Divided into two volumes—a limited edition of 500—of pretty much even length, vol. I covers 1937–1956 (skipping the war years and their aftermath 1940–47) and vol. II 1957–76. Why end with 1976? That year the show moved to a different venue for a number of years. Moreover, coachbuilding in the sense of one-off, bespoke work had long ceased by then; in fact, with one exception (Pininfarina in 1968), the listings after 1966 no longer show coachbuilders other than Rolls-Royce, Bentley, and the one firm that had been acquired by them, H.J.M Park Ward.
The two books are consecutively numbered and the appendices etc. in vol. II cover both. The contents is presented by year and within that by coachbuilder, first Rolls-Royce and Bentley and then any others that exhibited that year. The latter entries also state what other marques were exhibited on the respective stand which makes for interesting musings as to what all was “trending” in customers’ minds.

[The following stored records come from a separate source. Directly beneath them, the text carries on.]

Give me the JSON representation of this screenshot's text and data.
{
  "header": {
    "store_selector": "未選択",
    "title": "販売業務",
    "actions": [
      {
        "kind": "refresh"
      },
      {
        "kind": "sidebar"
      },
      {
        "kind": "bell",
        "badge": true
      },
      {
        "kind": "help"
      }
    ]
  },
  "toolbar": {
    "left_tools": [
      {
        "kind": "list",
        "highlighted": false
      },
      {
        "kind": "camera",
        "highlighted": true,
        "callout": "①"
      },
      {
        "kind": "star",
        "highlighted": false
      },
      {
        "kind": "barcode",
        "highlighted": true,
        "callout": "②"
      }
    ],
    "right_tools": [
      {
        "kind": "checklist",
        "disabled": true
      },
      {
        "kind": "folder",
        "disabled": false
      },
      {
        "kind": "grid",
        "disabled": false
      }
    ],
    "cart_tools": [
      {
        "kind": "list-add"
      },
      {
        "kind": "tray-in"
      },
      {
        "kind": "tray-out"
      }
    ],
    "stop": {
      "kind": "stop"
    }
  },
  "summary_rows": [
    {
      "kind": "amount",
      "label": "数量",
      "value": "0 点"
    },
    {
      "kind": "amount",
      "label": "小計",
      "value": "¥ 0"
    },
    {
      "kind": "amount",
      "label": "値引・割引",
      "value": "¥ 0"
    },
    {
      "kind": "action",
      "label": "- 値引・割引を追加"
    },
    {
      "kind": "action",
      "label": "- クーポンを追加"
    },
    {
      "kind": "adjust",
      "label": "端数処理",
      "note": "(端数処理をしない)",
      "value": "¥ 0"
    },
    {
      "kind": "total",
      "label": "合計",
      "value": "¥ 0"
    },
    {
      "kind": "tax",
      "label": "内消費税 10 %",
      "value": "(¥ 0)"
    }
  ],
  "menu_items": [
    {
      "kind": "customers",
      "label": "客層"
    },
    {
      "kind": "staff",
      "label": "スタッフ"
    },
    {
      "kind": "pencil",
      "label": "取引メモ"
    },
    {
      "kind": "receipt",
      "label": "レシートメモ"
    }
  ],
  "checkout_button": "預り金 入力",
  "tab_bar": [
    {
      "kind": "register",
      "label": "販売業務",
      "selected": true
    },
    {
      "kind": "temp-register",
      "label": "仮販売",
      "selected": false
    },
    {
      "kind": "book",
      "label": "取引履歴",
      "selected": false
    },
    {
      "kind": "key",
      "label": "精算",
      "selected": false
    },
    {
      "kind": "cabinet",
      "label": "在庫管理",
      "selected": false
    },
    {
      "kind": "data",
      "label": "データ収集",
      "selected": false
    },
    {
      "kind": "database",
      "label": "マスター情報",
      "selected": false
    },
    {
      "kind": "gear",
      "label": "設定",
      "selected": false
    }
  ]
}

Each chassis is described individually (to the extent that data is known: body style, body construction, paintwork, upholstery, equipment/extras), including price if available and first owner. Each year begins with a uniform data block of key stats and a paragraph of remarks about the overall event with a closing sentence specific to Rolls-Royce/Bentley.
Worth explaining is that each coachbuilder’s stand is marked on an accompanying floor plan; while the basic footprint of the show hall is more or less the same each year as it is bound by the shape of the building, the assignment of stands changed every year, so, “James Young, stand #150” is likely to be different from one year to the next. Unlike the large floor plan (from 1956) that is printed on the endpapers and shows numbered stands, the small ones on the interior pages are too small to show numbers so you just have to believe that the author marked the right one.
Given that many of the show cars were not run of the mill examples it is no surprise that they were photographed at the time, by the maker and/or the coachbuilders if not by third parties, and that those photos are well established in the record. As always, the devil is in the detail: not every car had surviving period photos from these sources so Bassoli had to employ considerable sleuthing to find suitable illustrations, in some cases resorting to the once famous and comprehensive Todd-White archive whose images have been deteriorating over time. (As always, a poor photo is usually better than none.) Even so, about a third of the entries have to make do without any photo. Bassoli even manages to show each year’s catalog cover (below). A multi-faceted list of all show cars is appended (above).
As an aside, while the presence of scantily clad young women is pretty much inseparable from the world of automobile promotion, it is almost jarring to observe that Rolls-Royce/Bentley—in societal terms the very counterpoint to needing sex to sell—played that game with only slightly more restraint than any of the others.
Bassoli considers this book a time machine, and so will anyone who attended one of these shows.
Copyright 2018, Sabu Advani (speedreaders.info).